quality of medical or scientific research carried out. Using
substandard laboratory equipments pose a safety hazard, hence the
importance of the quality lab equipments can’t be overstated.
The following are tips that would help you to procure quality laboratory equipment and supplies.
1.Establish the integrity of the source prior placing the order.
2.Establish a list of approved suppliers.
3.Require that any alternative source of supply provides the following as a minimum:
a.A pedigree back to the previous source.
b.Certification that it is not a diverted product.
c.Certification that any actions by the alternative source will not alter any original manufacture warranties or guarantees.
4.Be wary if a product is being offered at an unusually cheap price.
5.Check for subtle changes in the product’s package (compare with
previously purchased products), notwithstanding legitimate parallel
Laboratory equipment/instrumentation used in science and medical
laboratories has grown in importance with the increasing number of
medical and scientific research facilities in the health care industry
The UK's industry has developed alongside the country's industrial
revolution and is an indicator of the country's science base. UK
commands about 7 per cent of the world market and the sales of lab
equipment in 2005 was worth US$ 4.30 billion.
The trends fueling the growth of the industry include miniaturization
and automation. For the most part consumers are demanding lab equipment
that occupies less space and and automation for inducing greater
efficiencies in their processes. In addition, portability of the
equipment too is on their minds.
Aside from the growth in the west, countries in the Asian continent
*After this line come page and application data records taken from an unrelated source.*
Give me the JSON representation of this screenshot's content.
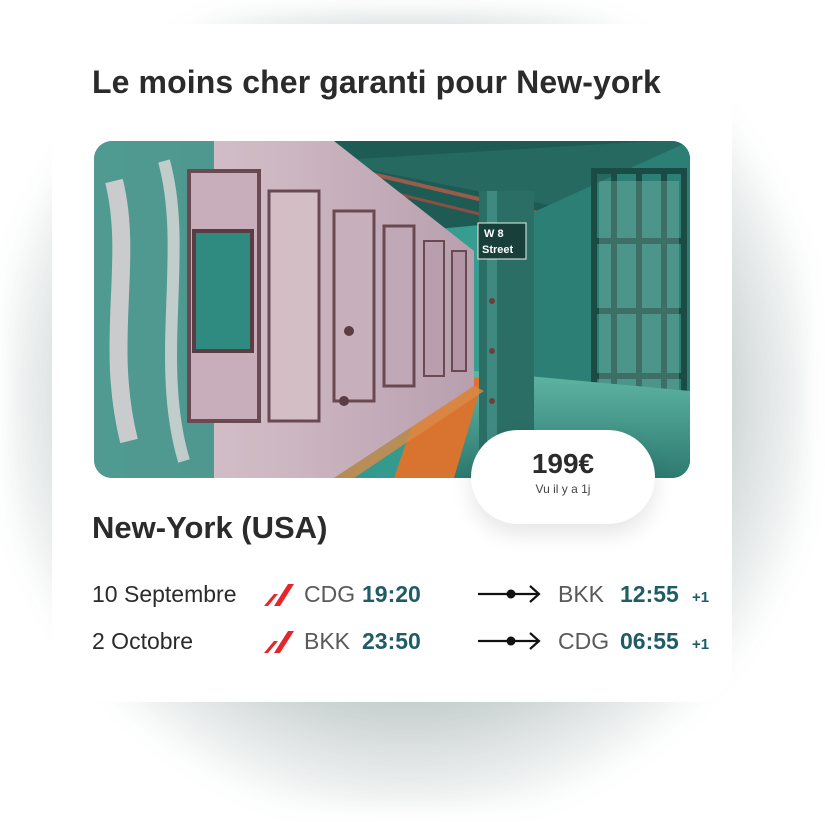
{
  "card": {
    "title": "Le moins cher garanti pour New-york",
    "destination": "New-York (USA)",
    "price": "199€",
    "price_note": "Vu il y a 1j",
    "photo_sign_line1": "W 8",
    "photo_sign_line2": "Street"
  },
  "flights": [
    {
      "date": "10 Septembre",
      "from_code": "CDG",
      "from_time": "19:20",
      "to_code": "BKK",
      "to_time": "12:55",
      "day_offset": "+1"
    },
    {
      "date": "2 Octobre",
      "from_code": "BKK",
      "from_time": "23:50",
      "to_code": "CDG",
      "to_time": "06:55",
      "day_offset": "+1"
    }
  ],
  "colors": {
    "accent_time": "#1f5c68",
    "airline_mark": "#e3262b",
    "text": "#2b2b2b"
  },
  "icons": {
    "airline": "airline-logo-icon",
    "arrow": "flight-arrow-icon"
  }
}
such as China and India will have a bigger role to play as supplier as
many suppliers have already outsourced equipment production to
facilities in these countries.